By Richard Thomas
Among Buffalo Trace’s more rarefied products, I must admit that George T. Stagg holds a special place in my heart, even more so than Pappy Van Winkle. Some bourbon fans are going to shout “heretic” at me, I’m sure, and maybe even one of the contributors to this website as well, but that’s how I feel and my reasons are largely personal: when I spent my teenaged years on a farm right off U.S. 421, the distillery in question was still known by the name of George T. Stagg, and I spent years sniffing the vapors emanating from the place.
As Stagg is not quite as famed as the Pappy line, a little explanation of it is in order. Stagg is a limited release series, in that while a small bottling comes out every autumn, the individual bottlings are unique to themselves and can vary considerably. Back in 2004, Stagg was released at a relatively mild (for Stagg) 129 proof, but around 140 is more typical and this year it came out at 142.8 proof (a whopping 71.4% abv). The Stagg label comes uncut, unfiltered, and is usually aged for around 15 years, with the 2012 batch being 17 years old and coming from barrels aged in Buffalo Trace’s warehouses H, I, K and L.

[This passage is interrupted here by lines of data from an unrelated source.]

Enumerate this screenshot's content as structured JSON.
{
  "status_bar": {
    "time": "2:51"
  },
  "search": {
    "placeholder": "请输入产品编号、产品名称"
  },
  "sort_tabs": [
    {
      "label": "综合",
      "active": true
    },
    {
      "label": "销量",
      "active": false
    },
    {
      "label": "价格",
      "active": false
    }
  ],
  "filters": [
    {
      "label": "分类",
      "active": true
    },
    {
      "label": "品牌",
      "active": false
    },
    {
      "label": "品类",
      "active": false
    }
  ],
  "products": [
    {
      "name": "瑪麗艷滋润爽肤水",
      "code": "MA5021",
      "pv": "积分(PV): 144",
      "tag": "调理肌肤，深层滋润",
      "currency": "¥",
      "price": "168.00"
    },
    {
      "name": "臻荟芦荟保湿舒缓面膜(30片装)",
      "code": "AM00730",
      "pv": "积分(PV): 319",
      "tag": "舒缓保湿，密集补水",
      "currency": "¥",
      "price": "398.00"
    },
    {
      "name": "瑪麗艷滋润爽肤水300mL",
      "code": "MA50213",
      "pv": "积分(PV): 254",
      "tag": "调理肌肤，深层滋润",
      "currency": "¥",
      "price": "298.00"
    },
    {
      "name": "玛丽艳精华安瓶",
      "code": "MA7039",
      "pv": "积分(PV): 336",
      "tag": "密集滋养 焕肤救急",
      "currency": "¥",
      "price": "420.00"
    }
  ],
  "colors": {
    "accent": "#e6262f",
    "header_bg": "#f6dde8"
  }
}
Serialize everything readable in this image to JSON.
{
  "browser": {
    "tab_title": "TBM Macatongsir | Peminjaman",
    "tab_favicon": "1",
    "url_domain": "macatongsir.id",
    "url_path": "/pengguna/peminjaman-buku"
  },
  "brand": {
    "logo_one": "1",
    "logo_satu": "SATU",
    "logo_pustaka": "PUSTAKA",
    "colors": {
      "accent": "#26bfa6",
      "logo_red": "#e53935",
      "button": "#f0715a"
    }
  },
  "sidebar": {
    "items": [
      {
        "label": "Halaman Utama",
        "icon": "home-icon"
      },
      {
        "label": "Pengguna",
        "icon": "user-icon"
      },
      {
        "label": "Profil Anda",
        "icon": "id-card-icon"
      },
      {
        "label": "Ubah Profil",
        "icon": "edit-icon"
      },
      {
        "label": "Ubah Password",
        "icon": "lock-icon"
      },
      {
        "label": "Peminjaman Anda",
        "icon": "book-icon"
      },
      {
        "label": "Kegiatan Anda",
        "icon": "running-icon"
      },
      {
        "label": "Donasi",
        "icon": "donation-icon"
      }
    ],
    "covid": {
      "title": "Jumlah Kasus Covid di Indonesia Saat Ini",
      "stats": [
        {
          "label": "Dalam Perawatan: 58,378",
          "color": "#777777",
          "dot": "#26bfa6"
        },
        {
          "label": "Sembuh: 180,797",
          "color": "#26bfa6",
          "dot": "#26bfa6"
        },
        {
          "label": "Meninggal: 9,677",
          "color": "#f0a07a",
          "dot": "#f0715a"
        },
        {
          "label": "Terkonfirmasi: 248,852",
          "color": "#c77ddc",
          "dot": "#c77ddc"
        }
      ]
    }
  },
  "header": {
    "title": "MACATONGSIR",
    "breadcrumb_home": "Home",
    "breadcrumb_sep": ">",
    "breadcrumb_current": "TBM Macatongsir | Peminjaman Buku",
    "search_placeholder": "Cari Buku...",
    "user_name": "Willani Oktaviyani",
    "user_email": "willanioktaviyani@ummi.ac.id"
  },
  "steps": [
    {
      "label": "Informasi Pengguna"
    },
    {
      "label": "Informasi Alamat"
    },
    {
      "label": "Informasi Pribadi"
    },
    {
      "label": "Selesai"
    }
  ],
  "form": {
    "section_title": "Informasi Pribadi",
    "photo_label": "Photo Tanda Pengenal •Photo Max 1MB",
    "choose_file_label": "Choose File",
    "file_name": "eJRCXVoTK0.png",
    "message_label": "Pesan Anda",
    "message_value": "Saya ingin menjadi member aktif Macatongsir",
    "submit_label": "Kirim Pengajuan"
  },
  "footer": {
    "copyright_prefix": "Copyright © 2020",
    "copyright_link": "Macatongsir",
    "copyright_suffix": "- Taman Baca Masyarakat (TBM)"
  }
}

I’ve always thought of George T. Stagg’s modern packaging as unremarkable. Like the other brands in the Buffalo Trace Antique Collection, it comes in a clear glass bottle that could be a white wine bottle, and with a discrete sense of labeling. The one plus of that understated approach is that the bottle shows off lots and lots of the whiskey’s appearance, and with a super strong, aged bourbon like Stagg, that ain’t a bad thing: this bourbon has a full-on, syrupy rich amber coloring.
Before I proceed with the tasting notes, a word on adding water is in order. I usually disdain adding water, even for whiskeys as strong as 120 proof, and find that claims of “unlocking flavors” are overblown. Instead, I think water merely enhances only some aspects within a given whiskey, emphasizing one part over another. Adding water is therefore only an improvement if you like what it does to that particular whiskey, and is therefore only rarely a truly objective improvement.
That opinion of mine holds up even for cask strength whiskeys up to the 120 proof range, but I’ve found that stuff stronger than that requires a little water. 2012’s George T. Stagg is a case in point, as at 142.8 proof it’s almost strong enough to run your car on it. I put two capfuls of water into my 5 cl sample, and found it improved the whiskey dramatically. Without the water, I found the alcohol gave the nose a bite that prevented me from taking a good sniff of it, and it also smothered the flavor just a bit. It doesn’t really burn with alcohol, but the stuff is so strong that it just seems like it’s harder to get at what’s there without the water.
With that splash of water, the whiskey came into a much better balance. The nose had a syrupy-thick sweetness, heavy with caramel and vanilla, with a bit of vanilla and even a little chocolate in for good measure. There is also a slight, leathery woodiness in there, but it’s half-buried under all the sweet stuff. Stagg 2012 has a rich scent, full of bold notes, and even with a little water it retains a bit of a strong alcoholic kick.
The taste delivers that same, rich and bold vanilla and caramel sweetness. Underneath is a bit of oak and a dab of peppery spice. It ain’t subtle and it ain’t complex, but it is big and bursting with flavor. The finish is spicy (but not burning), warm, and almost bottomless.
George T. Stagg has a recommended retail price of $69.99, but unless you got on the waiting list of an honest merchant, expect to pay more.
It’s early yet, but George T. Stagg 2012 was already noted as the #2 whiskey of the year by Whisky Advocate magazine.